# ASSIGNED TASK
Your answer must be the full set of records, repeated exactly.
[RECORDS]
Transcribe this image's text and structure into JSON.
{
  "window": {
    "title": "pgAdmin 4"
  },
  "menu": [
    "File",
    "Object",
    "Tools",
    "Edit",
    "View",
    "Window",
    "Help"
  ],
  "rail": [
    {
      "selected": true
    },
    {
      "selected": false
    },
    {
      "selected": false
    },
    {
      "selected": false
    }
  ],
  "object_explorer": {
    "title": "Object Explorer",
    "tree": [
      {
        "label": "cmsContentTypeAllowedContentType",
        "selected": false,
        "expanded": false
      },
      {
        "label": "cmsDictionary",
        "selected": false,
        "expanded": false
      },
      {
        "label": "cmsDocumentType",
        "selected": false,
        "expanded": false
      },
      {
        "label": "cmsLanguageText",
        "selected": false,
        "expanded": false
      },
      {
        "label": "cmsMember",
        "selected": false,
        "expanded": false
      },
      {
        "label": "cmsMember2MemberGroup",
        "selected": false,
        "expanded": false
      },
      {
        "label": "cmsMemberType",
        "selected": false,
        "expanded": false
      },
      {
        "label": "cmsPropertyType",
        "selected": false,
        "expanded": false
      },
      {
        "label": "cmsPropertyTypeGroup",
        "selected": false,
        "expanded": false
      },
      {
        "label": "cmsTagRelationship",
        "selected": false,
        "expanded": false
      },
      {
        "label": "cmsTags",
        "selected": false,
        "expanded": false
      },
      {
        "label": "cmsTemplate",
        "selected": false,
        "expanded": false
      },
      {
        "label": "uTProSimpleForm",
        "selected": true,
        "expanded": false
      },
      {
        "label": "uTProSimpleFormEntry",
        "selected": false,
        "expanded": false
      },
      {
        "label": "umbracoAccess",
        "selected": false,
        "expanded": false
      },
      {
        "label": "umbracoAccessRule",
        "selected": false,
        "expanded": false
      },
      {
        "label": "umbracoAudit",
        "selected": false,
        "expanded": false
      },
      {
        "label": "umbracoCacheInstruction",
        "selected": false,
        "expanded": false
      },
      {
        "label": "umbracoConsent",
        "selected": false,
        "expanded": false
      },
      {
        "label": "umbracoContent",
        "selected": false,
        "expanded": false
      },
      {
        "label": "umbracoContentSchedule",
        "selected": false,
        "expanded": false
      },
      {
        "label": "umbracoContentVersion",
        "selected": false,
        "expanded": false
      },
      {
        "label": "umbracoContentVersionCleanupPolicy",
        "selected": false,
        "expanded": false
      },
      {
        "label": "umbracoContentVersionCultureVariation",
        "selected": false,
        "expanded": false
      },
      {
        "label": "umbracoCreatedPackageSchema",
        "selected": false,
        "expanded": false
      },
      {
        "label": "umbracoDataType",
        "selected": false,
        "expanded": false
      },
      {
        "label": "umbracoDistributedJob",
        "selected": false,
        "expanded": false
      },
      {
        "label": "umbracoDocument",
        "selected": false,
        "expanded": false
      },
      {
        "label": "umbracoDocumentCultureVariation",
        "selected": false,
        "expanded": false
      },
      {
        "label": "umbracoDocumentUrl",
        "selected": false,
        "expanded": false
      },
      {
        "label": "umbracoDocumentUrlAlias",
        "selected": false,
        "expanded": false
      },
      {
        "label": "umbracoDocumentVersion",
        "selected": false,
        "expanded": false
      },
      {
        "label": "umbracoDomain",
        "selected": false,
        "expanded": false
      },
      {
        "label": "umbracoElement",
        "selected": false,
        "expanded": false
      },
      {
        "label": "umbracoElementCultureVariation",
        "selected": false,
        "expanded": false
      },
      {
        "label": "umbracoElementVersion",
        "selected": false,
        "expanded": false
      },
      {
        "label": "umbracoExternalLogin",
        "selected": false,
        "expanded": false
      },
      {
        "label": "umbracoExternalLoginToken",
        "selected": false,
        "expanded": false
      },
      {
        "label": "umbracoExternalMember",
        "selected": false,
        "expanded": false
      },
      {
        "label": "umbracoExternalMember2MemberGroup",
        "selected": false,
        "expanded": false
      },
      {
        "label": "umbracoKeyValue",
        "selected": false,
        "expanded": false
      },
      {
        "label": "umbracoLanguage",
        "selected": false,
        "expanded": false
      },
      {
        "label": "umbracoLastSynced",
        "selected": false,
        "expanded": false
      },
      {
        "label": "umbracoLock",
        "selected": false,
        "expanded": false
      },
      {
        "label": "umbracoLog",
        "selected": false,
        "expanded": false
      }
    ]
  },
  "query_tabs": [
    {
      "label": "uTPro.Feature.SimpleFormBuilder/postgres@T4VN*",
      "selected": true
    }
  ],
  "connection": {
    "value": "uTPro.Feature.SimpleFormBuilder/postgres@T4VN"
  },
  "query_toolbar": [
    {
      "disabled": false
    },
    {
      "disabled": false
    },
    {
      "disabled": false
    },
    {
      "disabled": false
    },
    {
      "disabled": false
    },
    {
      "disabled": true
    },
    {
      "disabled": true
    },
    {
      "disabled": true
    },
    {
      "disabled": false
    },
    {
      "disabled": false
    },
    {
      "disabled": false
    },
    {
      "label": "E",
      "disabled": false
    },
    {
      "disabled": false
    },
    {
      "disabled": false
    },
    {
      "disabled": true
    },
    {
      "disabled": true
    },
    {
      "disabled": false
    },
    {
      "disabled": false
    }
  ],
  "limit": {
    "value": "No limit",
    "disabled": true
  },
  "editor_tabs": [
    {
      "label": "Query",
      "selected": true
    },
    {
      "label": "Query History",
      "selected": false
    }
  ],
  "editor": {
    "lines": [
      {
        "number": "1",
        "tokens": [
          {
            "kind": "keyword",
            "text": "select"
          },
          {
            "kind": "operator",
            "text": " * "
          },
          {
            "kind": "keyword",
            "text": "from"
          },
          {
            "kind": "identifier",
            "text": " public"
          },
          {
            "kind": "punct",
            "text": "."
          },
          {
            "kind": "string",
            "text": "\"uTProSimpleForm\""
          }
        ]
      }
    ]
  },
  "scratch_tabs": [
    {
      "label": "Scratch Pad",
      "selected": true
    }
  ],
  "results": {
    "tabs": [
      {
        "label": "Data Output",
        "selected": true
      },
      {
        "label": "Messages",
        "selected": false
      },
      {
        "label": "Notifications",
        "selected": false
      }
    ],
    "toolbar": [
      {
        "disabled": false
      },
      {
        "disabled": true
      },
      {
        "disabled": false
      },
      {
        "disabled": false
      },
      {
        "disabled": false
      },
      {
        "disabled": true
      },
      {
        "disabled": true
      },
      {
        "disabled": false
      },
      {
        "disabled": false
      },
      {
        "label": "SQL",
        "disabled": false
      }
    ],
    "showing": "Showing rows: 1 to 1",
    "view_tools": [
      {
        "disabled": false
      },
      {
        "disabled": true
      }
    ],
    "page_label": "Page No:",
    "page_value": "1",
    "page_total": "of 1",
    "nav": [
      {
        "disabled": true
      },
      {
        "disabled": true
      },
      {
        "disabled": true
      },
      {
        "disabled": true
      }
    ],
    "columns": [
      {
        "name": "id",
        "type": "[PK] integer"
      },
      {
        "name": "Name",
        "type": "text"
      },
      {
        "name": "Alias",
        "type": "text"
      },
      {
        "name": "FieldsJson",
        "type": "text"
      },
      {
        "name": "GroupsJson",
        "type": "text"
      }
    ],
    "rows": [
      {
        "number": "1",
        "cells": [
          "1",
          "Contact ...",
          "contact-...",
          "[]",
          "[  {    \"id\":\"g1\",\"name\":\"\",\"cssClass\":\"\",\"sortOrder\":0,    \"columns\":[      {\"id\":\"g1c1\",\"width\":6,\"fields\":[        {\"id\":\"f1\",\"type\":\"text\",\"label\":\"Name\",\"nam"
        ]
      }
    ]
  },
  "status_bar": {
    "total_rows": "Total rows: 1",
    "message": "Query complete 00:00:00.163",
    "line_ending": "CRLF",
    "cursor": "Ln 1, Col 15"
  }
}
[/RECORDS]
# TASK ANSWER
Transcribe this image's text and structure into JSON.
{
  "window": {
    "title": "pgAdmin 4"
  },
  "menu": [
    "File",
    "Object",
    "Tools",
    "Edit",
    "View",
    "Window",
    "Help"
  ],
  "rail": [
    {
      "selected": true
    },
    {
      "selected": false
    },
    {
      "selected": false
    },
    {
      "selected": false
    }
  ],
  "object_explorer": {
    "title": "Object Explorer",
    "tree": [
      {
        "label": "cmsContentTypeAllowedContentType",
        "selected": false,
        "expanded": false
      },
      {
        "label": "cmsDictionary",
        "selected": false,
        "expanded": false
      },
      {
        "label": "cmsDocumentType",
        "selected": false,
        "expanded": false
      },
      {
        "label": "cmsLanguageText",
        "selected": false,
        "expanded": false
      },
      {
        "label": "cmsMember",
        "selected": false,
        "expanded": false
      },
      {
        "label": "cmsMember2MemberGroup",
        "selected": false,
        "expanded": false
      },
      {
        "label": "cmsMemberType",
        "selected": false,
        "expanded": false
      },
      {
        "label": "cmsPropertyType",
        "selected": false,
        "expanded": false
      },
      {
        "label": "cmsPropertyTypeGroup",
        "selected": false,
        "expanded": false
      },
      {
        "label": "cmsTagRelationship",
        "selected": false,
        "expanded": false
      },
      {
        "label": "cmsTags",
        "selected": false,
        "expanded": false
      },
      {
        "label": "cmsTemplate",
        "selected": false,
        "expanded": false
      },
      {
        "label": "uTProSimpleForm",
        "selected": true,
        "expanded": false
      },
      {
        "label": "uTProSimpleFormEntry",
        "selected": false,
        "expanded": false
      },
      {
        "label": "umbracoAccess",
        "selected": false,
        "expanded": false
      },
      {
        "label": "umbracoAccessRule",
        "selected": false,
        "expanded": false
      },
      {
        "label": "umbracoAudit",
        "selected": false,
        "expanded": false
      },
      {
        "label": "umbracoCacheInstruction",
        "selected": false,
        "expanded": false
      },
      {
        "label": "umbracoConsent",
        "selected": false,
        "expanded": false
      },
      {
        "label": "umbracoContent",
        "selected": false,
        "expanded": false
      },
      {
        "label": "umbracoContentSchedule",
        "selected": false,
        "expanded": false
      },
      {
        "label": "umbracoContentVersion",
        "selected": false,
        "expanded": false
      },
      {
        "label": "umbracoContentVersionCleanupPolicy",
        "selected": false,
        "expanded": false
      },
      {
        "label": "umbracoContentVersionCultureVariation",
        "selected": false,
        "expanded": false
      },
      {
        "label": "umbracoCreatedPackageSchema",
        "selected": false,
        "expanded": false
      },
      {
        "label": "umbracoDataType",
        "selected": false,
        "expanded": false
      },
      {
        "label": "umbracoDistributedJob",
        "selected": false,
        "expanded": false
      },
      {
        "label": "umbracoDocument",
        "selected": false,
        "expanded": false
      },
      {
        "label": "umbracoDocumentCultureVariation",
        "selected": false,
        "expanded": false
      },
      {
        "label": "umbracoDocumentUrl",
        "selected": false,
        "expanded": false
      },
      {
        "label": "umbracoDocumentUrlAlias",
        "selected": false,
        "expanded": false
      },
      {
        "label": "umbracoDocumentVersion",
        "selected": false,
        "expanded": false
      },
      {
        "label": "umbracoDomain",
        "selected": false,
        "expanded": false
      },
      {
        "label": "umbracoElement",
        "selected": false,
        "expanded": false
      },
      {
        "label": "umbracoElementCultureVariation",
        "selected": false,
        "expanded": false
      },
      {
        "label": "umbracoElementVersion",
        "selected": false,
        "expanded": false
      },
      {
        "label": "umbracoExternalLogin",
        "selected": false,
        "expanded": false
      },
      {
        "label": "umbracoExternalLoginToken",
        "selected": false,
        "expanded": false
      },
      {
        "label": "umbracoExternalMember",
        "selected": false,
        "expanded": false
      },
      {
        "label": "umbracoExternalMember2MemberGroup",
        "selected": false,
        "expanded": false
      },
      {
        "label": "umbracoKeyValue",
        "selected": false,
        "expanded": false
      },
      {
        "label": "umbracoLanguage",
        "selected": false,
        "expanded": false
      },
      {
        "label": "umbracoLastSynced",
        "selected": false,
        "expanded": false
      },
      {
        "label": "umbracoLock",
        "selected": false,
        "expanded": false
      },
      {
        "label": "umbracoLog",
        "selected": false,
        "expanded": false
      }
    ]
  },
  "query_tabs": [
    {
      "label": "uTPro.Feature.SimpleFormBuilder/postgres@T4VN*",
      "selected": true
    }
  ],
  "connection": {
    "value": "uTPro.Feature.SimpleFormBuilder/postgres@T4VN"
  },
  "query_toolbar": [
    {
      "disabled": false
    },
    {
      "disabled": false
    },
    {
      "disabled": false
    },
    {
      "disabled": false
    },
    {
      "disabled": false
    },
    {
      "disabled": true
    },
    {
      "disabled": true
    },
    {
      "disabled": true
    },
    {
      "disabled": false
    },
    {
      "disabled": false
    },
    {
      "disabled": false
    },
    {
      "label": "E",
      "disabled": false
    },
    {
      "disabled": false
    },
    {
      "disabled": false
    },
    {
      "disabled": true
    },
    {
      "disabled": true
    },
    {
      "disabled": false
    },
    {
      "disabled": false
    }
  ],
  "limit": {
    "value": "No limit",
    "disabled": true
  },
  "editor_tabs": [
    {
      "label": "Query",
      "selected": true
    },
    {
      "label": "Query History",
      "selected": false
    }
  ],
  "editor": {
    "lines": [
      {
        "number": "1",
        "tokens": [
          {
            "kind": "keyword",
            "text": "select"
          },
          {
            "kind": "operator",
            "text": " * "
          },
          {
            "kind": "keyword",
            "text": "from"
          },
          {
            "kind": "identifier",
            "text": " public"
          },
          {
            "kind": "punct",
            "text": "."
          },
          {
            "kind": "string",
            "text": "\"uTProSimpleForm\""
          }
        ]
      }
    ]
  },
  "scratch_tabs": [
    {
      "label": "Scratch Pad",
      "selected": true
    }
  ],
  "results": {
    "tabs": [
      {
        "label": "Data Output",
        "selected": true
      },
      {
        "label": "Messages",
        "selected": false
      },
      {
        "label": "Notifications",
        "selected": false
      }
    ],
    "toolbar": [
      {
        "disabled": false
      },
      {
        "disabled": true
      },
      {
        "disabled": false
      },
      {
        "disabled": false
      },
      {
        "disabled": false
      },
      {
        "disabled": true
      },
      {
        "disabled": true
      },
      {
        "disabled": false
      },
      {
        "disabled": false
      },
      {
        "label": "SQL",
        "disabled": false
      }
    ],
    "showing": "Showing rows: 1 to 1",
    "view_tools": [
      {
        "disabled": false
      },
      {
        "disabled": true
      }
    ],
    "page_label": "Page No:",
    "page_value": "1",
    "page_total": "of 1",
    "nav": [
      {
        "disabled": true
      },
      {
        "disabled": true
      },
      {
        "disabled": true
      },
      {
        "disabled": true
      }
    ],
    "columns": [
      {
        "name": "id",
        "type": "[PK] integer"
      },
      {
        "name": "Name",
        "type": "text"
      },
      {
        "name": "Alias",
        "type": "text"
      },
      {
        "name": "FieldsJson",
        "type": "text"
      },
      {
        "name": "GroupsJson",
        "type": "text"
      }
    ],
    "rows": [
      {
        "number": "1",
        "cells": [
          "1",
          "Contact ...",
          "contact-...",
          "[]",
          "[  {    \"id\":\"g1\",\"name\":\"\",\"cssClass\":\"\",\"sortOrder\":0,    \"columns\":[      {\"id\":\"g1c1\",\"width\":6,\"fields\":[        {\"id\":\"f1\",\"type\":\"text\",\"label\":\"Name\",\"nam"
        ]
      }
    ]
  },
  "status_bar": {
    "total_rows": "Total rows: 1",
    "message": "Query complete 00:00:00.163",
    "line_ending": "CRLF",
    "cursor": "Ln 1, Col 15"
  }
}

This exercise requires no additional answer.